Fig. 2. Photograph of Comd'r Bartlett's Relief Map of the Caribbean Sea.

has noted some twenty-six minor shocks that occurred from 1880 to 1886, and this number might be regarded as typical of the seismic phenomena in that region. A slight shock was noticed by many in November last, but the memories of the destruction of Port Royal by the historic earthquake of 1692 had been dulled by the interval of two centuries, and the Jamaicans had begun to think themselves in a region of comparative safety. Slight tremors and shocks caused but scant attention or notice on the part of a few of the people. Consequently, when the real cry of 'wolf' came, for the first second or so but few realized the danger. The slight tremor, however, instantly increased to a terrible vibration of the earth that threw down great walls and buildings and inside of a minute transformed the city of Kingston from a prosperous metropolis to a place of destruction and mourning.

In order to appreciate their relative importance and possible influence upon seismic activity, let us notice the topographic, geologic and bathographic conditions that exist at Jamaica.

The etymology of the word Jamaica, originating in two descriptive Indian words meaning 'well wooded and watered' and modified by the Spaniards to 'Xaymaca,'[1] is interesting, taken in connection with the historic topographic description of the island given by Columbus to Queen Isabella on his return from the West Indies—'a crumpled handkerchief picked up by the middle.'
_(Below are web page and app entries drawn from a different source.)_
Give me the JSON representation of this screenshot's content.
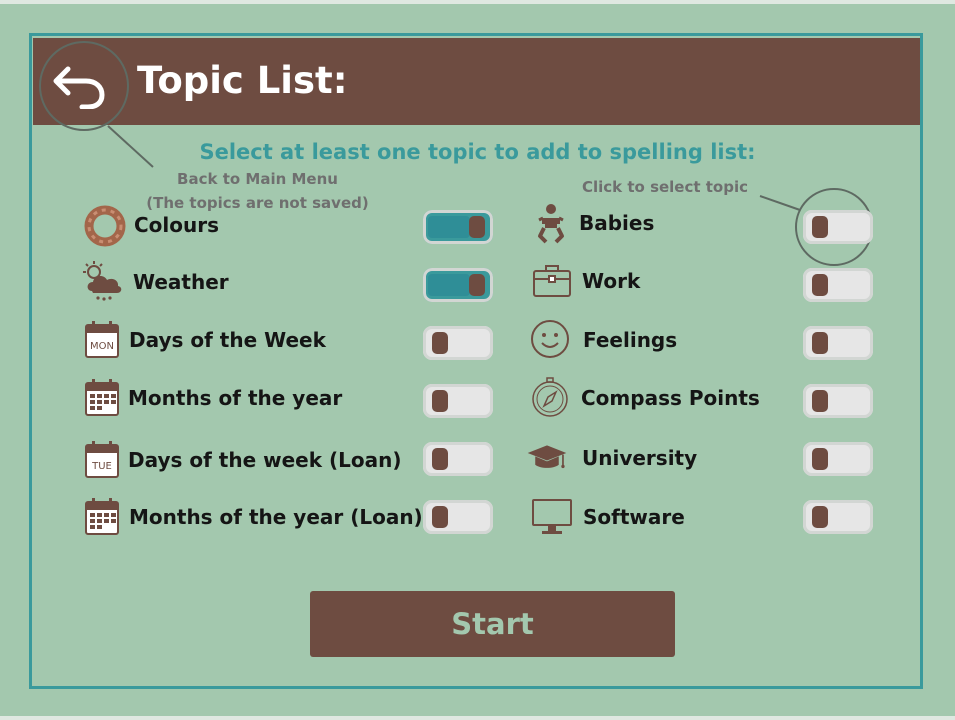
{
  "header": {
    "title": "Topic List:"
  },
  "instruction": "Select at least one topic to add to spelling list:",
  "notes": {
    "back_line1": "Back to Main Menu",
    "back_line2": "(The topics are not saved)",
    "click_hint": "Click to select topic"
  },
  "topics_left": [
    {
      "label": "Colours",
      "icon": "colours-ring-icon",
      "selected": true
    },
    {
      "label": "Weather",
      "icon": "weather-cloud-icon",
      "selected": true
    },
    {
      "label": "Days of the Week",
      "icon": "calendar-mon-icon",
      "icon_text": "MON",
      "selected": false
    },
    {
      "label": "Months of the year",
      "icon": "calendar-grid-icon",
      "selected": false
    },
    {
      "label": "Days of the week (Loan)",
      "icon": "calendar-tue-icon",
      "icon_text": "TUE",
      "selected": false
    },
    {
      "label": "Months of the year (Loan)",
      "icon": "calendar-grid-icon",
      "selected": false
    }
  ],
  "topics_right": [
    {
      "label": "Babies",
      "icon": "baby-icon",
      "selected": false
    },
    {
      "label": "Work",
      "icon": "briefcase-icon",
      "selected": false
    },
    {
      "label": "Feelings",
      "icon": "smiley-icon",
      "selected": false
    },
    {
      "label": "Compass Points",
      "icon": "compass-icon",
      "selected": false
    },
    {
      "label": "University",
      "icon": "graduation-cap-icon",
      "selected": false
    },
    {
      "label": "Software",
      "icon": "monitor-icon",
      "selected": false
    }
  ],
  "start_label": "Start",
  "colors": {
    "background": "#a3c8ae",
    "brown": "#6e4c41",
    "teal": "#3a9a9c",
    "toggle_off": "#e6e6e6"
  }
}
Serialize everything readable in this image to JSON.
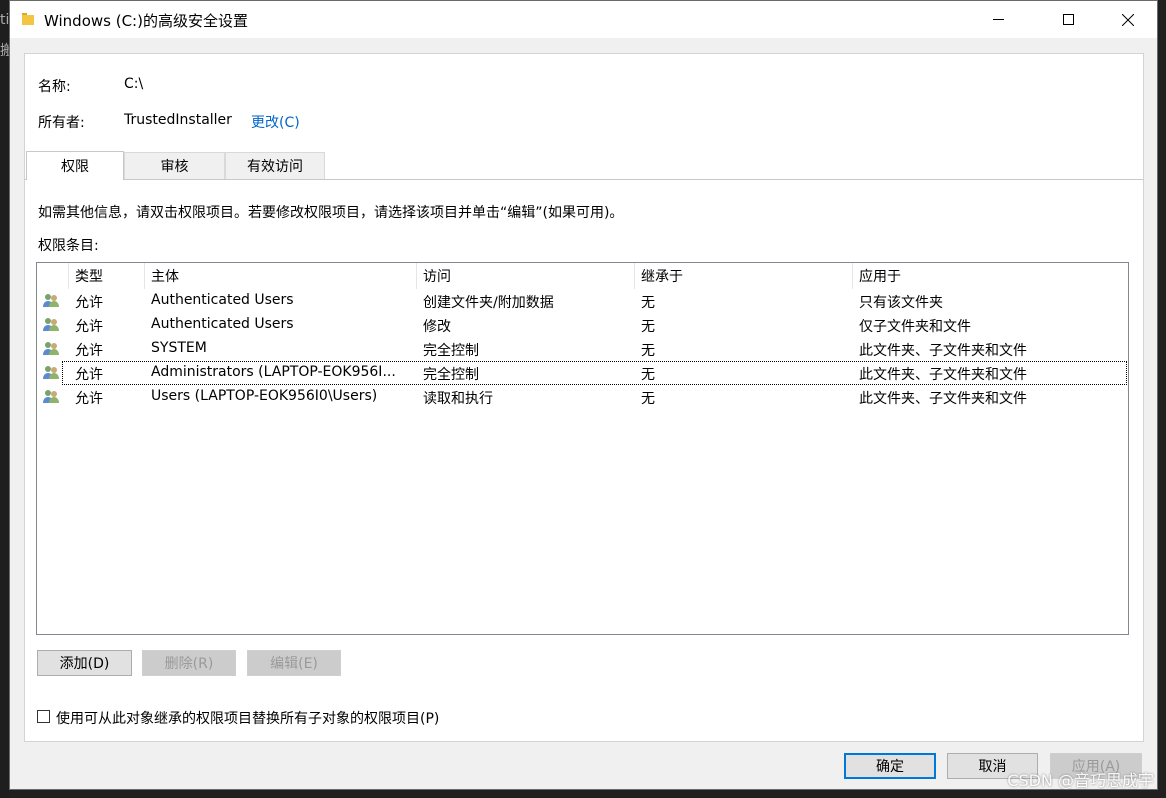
{
  "window": {
    "title": "Windows (C:)的高级安全设置",
    "controls": {
      "minimize": "minimize",
      "maximize": "maximize",
      "close": "close"
    }
  },
  "info": {
    "name_label": "名称:",
    "name_value": "C:\\",
    "owner_label": "所有者:",
    "owner_value": "TrustedInstaller",
    "change_link": "更改(C)"
  },
  "tabs": [
    {
      "label": "权限",
      "active": true
    },
    {
      "label": "审核",
      "active": false
    },
    {
      "label": "有效访问",
      "active": false
    }
  ],
  "hint": "如需其他信息，请双击权限项目。若要修改权限项目，请选择该项目并单击“编辑”(如果可用)。",
  "entries_label": "权限条目:",
  "columns": [
    "类型",
    "主体",
    "访问",
    "继承于",
    "应用于"
  ],
  "rows": [
    {
      "type": "允许",
      "principal": "Authenticated Users",
      "access": "创建文件夹/附加数据",
      "inherited": "无",
      "applies": "只有该文件夹"
    },
    {
      "type": "允许",
      "principal": "Authenticated Users",
      "access": "修改",
      "inherited": "无",
      "applies": "仅子文件夹和文件"
    },
    {
      "type": "允许",
      "principal": "SYSTEM",
      "access": "完全控制",
      "inherited": "无",
      "applies": "此文件夹、子文件夹和文件"
    },
    {
      "type": "允许",
      "principal": "Administrators (LAPTOP-EOK956I...",
      "access": "完全控制",
      "inherited": "无",
      "applies": "此文件夹、子文件夹和文件"
    },
    {
      "type": "允许",
      "principal": "Users (LAPTOP-EOK956I0\\Users)",
      "access": "读取和执行",
      "inherited": "无",
      "applies": "此文件夹、子文件夹和文件"
    }
  ],
  "actions": {
    "add": "添加(D)",
    "remove": "删除(R)",
    "edit": "编辑(E)"
  },
  "replace_checkbox": "使用可从此对象继承的权限项目替换所有子对象的权限项目(P)",
  "footer": {
    "ok": "确定",
    "cancel": "取消",
    "apply": "应用(A)"
  },
  "watermark": "CSDN @音巧思成宇",
  "colors": {
    "link": "#0066cc",
    "default_button_border": "#0078d7"
  }
}
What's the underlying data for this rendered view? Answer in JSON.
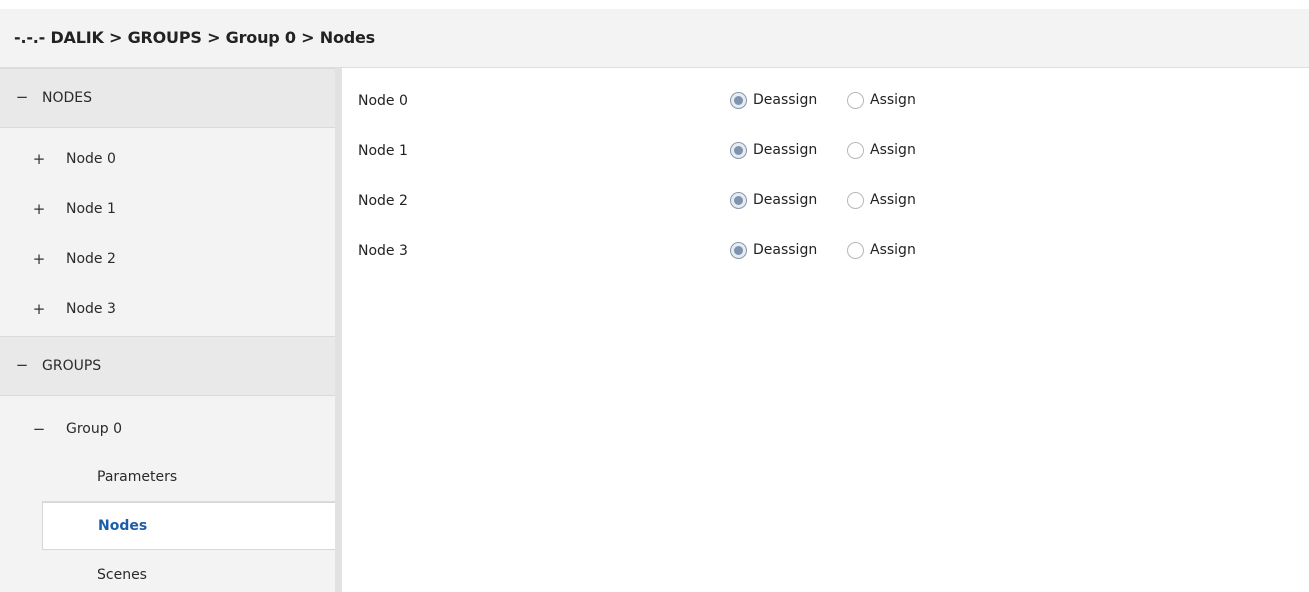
{
  "header": {
    "breadcrumb": "-.-.- DALIK > GROUPS > Group 0 > Nodes"
  },
  "sidebar": {
    "sections": [
      {
        "label": "NODES",
        "expander": "−",
        "items": [
          {
            "label": "Node 0",
            "expander": "+"
          },
          {
            "label": "Node 1",
            "expander": "+"
          },
          {
            "label": "Node 2",
            "expander": "+"
          },
          {
            "label": "Node 3",
            "expander": "+"
          }
        ]
      },
      {
        "label": "GROUPS",
        "expander": "−",
        "items": [
          {
            "label": "Group 0",
            "expander": "−",
            "children": [
              {
                "label": "Parameters",
                "selected": false
              },
              {
                "label": "Nodes",
                "selected": true
              },
              {
                "label": "Scenes",
                "selected": false
              }
            ]
          }
        ]
      }
    ]
  },
  "main": {
    "option_labels": {
      "deassign": "Deassign",
      "assign": "Assign"
    },
    "rows": [
      {
        "label": "Node 0",
        "value": "Deassign"
      },
      {
        "label": "Node 1",
        "value": "Deassign"
      },
      {
        "label": "Node 2",
        "value": "Deassign"
      },
      {
        "label": "Node 3",
        "value": "Deassign"
      }
    ]
  },
  "colors": {
    "selected_text": "#1a5ea8",
    "sidebar_bg": "#f3f3f3",
    "section_bg": "#e9e9e9"
  }
}
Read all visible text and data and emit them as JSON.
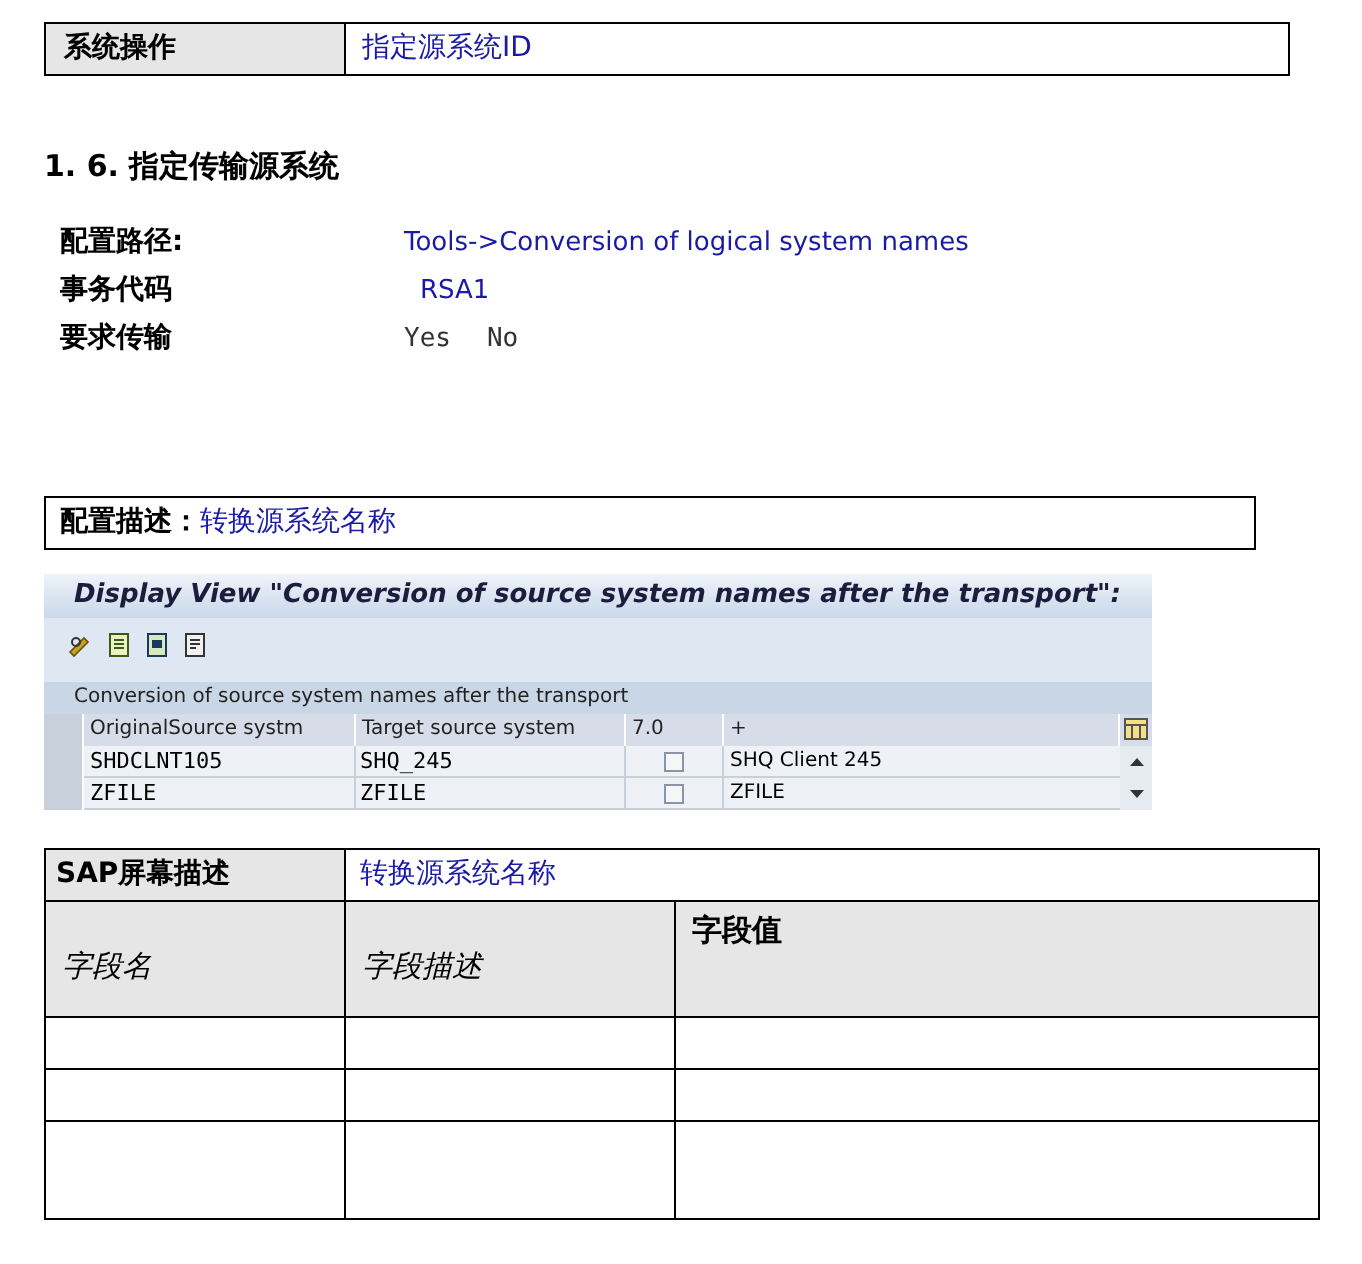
{
  "operation_table": {
    "label": "系统操作",
    "value": "指定源系统ID"
  },
  "heading": "1. 6. 指定传输源系统",
  "config_rows": [
    {
      "label": "配置路径:",
      "value": "Tools->Conversion of logical system names",
      "kind": "link"
    },
    {
      "label": "事务代码",
      "value": "RSA1",
      "kind": "link"
    },
    {
      "label": "要求传输",
      "kind": "options",
      "options": [
        "Yes",
        "No"
      ]
    }
  ],
  "config_description": {
    "label": "配置描述：",
    "value": "转换源系统名称"
  },
  "sap_screen": {
    "title": "Display View \"Conversion of source system names after the transport\":",
    "table_title": "Conversion of source system names after the transport",
    "columns": [
      "OriginalSource systm",
      "Target source system",
      "7.0",
      "+"
    ],
    "rows": [
      {
        "original": "SHDCLNT105",
        "target": "SHQ_245",
        "checked": false,
        "description": "SHQ Client 245"
      },
      {
        "original": "ZFILE",
        "target": "ZFILE",
        "checked": false,
        "description": "ZFILE"
      }
    ]
  },
  "screen_table": {
    "label": "SAP屏幕描述",
    "value": "转换源系统名称",
    "columns": [
      "字段名",
      "字段描述",
      "字段值"
    ]
  }
}
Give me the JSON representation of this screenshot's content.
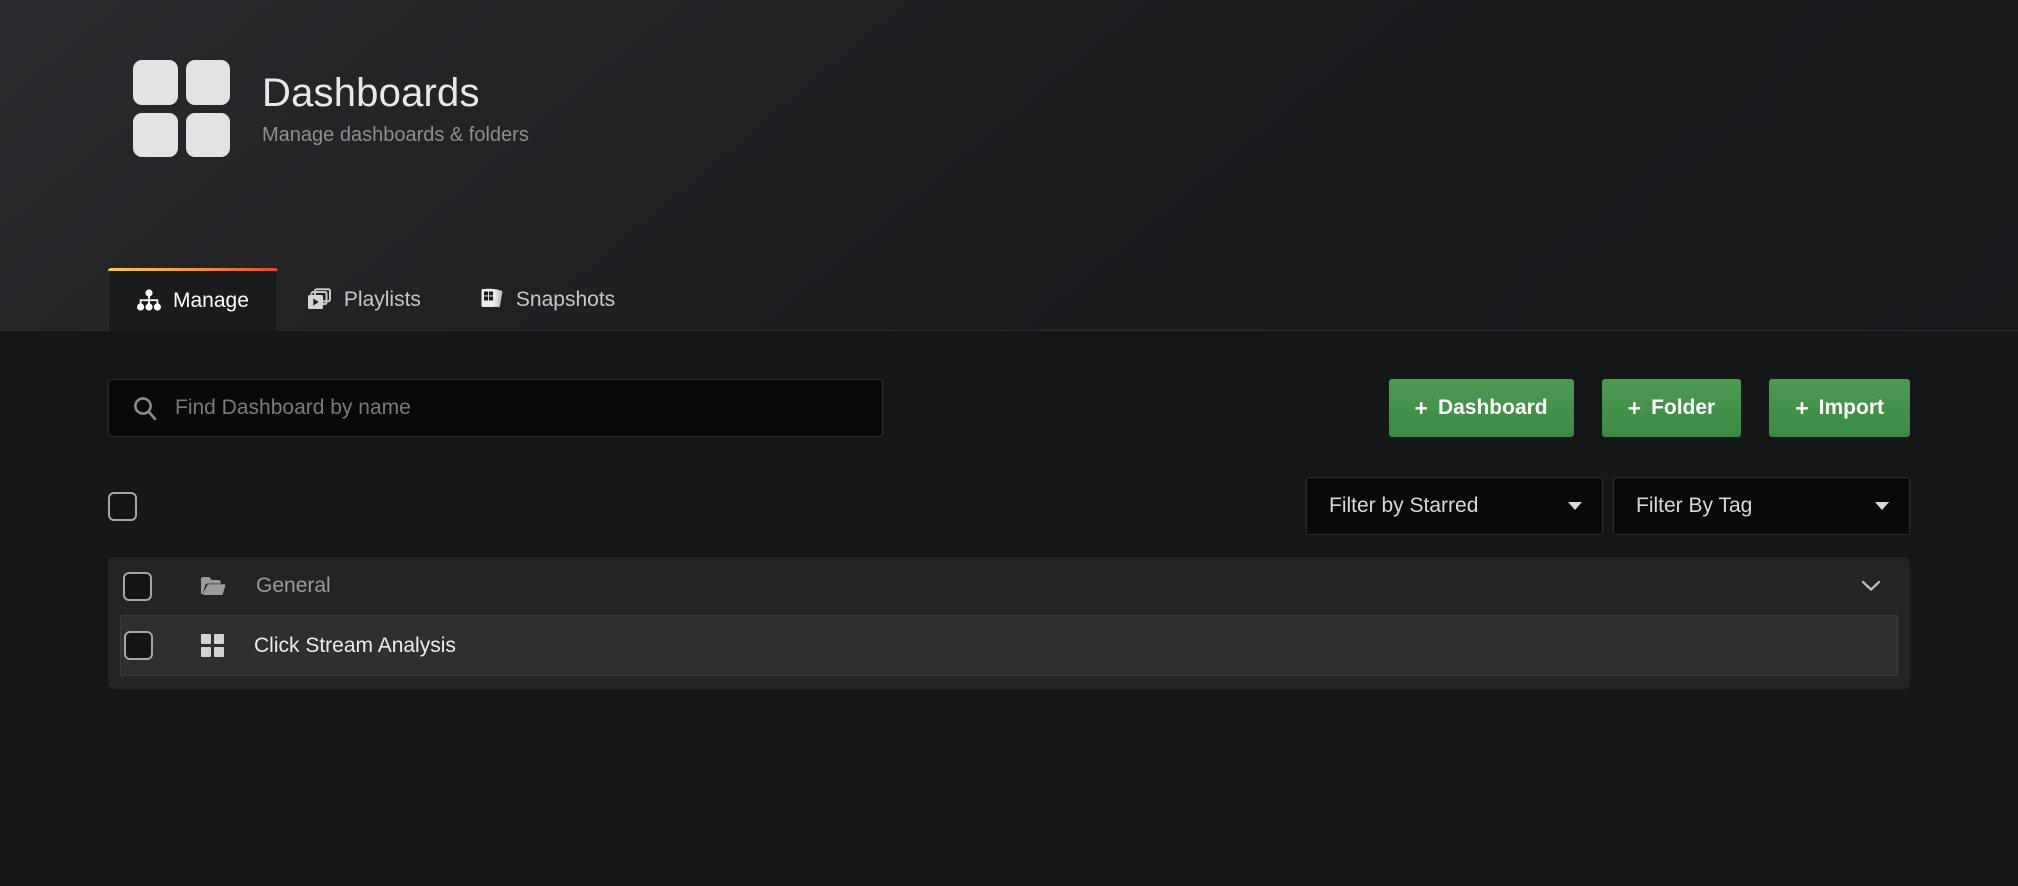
{
  "header": {
    "icon": "dashboards-grid-icon",
    "title": "Dashboards",
    "subtitle": "Manage dashboards & folders"
  },
  "tabs": [
    {
      "label": "Manage",
      "icon": "sitemap-icon",
      "active": true
    },
    {
      "label": "Playlists",
      "icon": "playlist-icon",
      "active": false
    },
    {
      "label": "Snapshots",
      "icon": "snapshots-icon",
      "active": false
    }
  ],
  "search": {
    "placeholder": "Find Dashboard by name",
    "value": "",
    "icon": "search-icon"
  },
  "actions": [
    {
      "label": "Dashboard",
      "plus": "+"
    },
    {
      "label": "Folder",
      "plus": "+"
    },
    {
      "label": "Import",
      "plus": "+"
    }
  ],
  "filters": [
    {
      "label": "Filter by Starred",
      "icon": "chevron-down-icon"
    },
    {
      "label": "Filter By Tag",
      "icon": "chevron-down-icon"
    }
  ],
  "list": {
    "select_all_checked": false,
    "folders": [
      {
        "name": "General",
        "icon": "folder-open-icon",
        "checked": false,
        "expanded": true,
        "chevron": "chevron-down-icon",
        "dashboards": [
          {
            "name": "Click Stream Analysis",
            "icon": "dashboard-grid-icon",
            "checked": false,
            "highlighted": true
          }
        ]
      }
    ]
  },
  "colors": {
    "page_background": "#161719",
    "header_background": "#1d1d20",
    "accent_gradient_start": "#f2cc4b",
    "accent_gradient_end": "#e8452a",
    "button_green": "#3b8a41",
    "row_background": "#242426",
    "row_highlight": "#2f2f31",
    "text_primary": "#d8d9da",
    "text_muted": "#8e8e8e"
  }
}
The aptness of the simile can not be questioned when one sees the many steep knife-edged divides (typical 'bad-land' topography) rising abruptly in fifteen miles 7,400 feet to the misty Blue Mountain peaks that tower above the small inland valleys or the narrow plains that

  1. 'Handbook of Jamaica,' 1906, p. 23.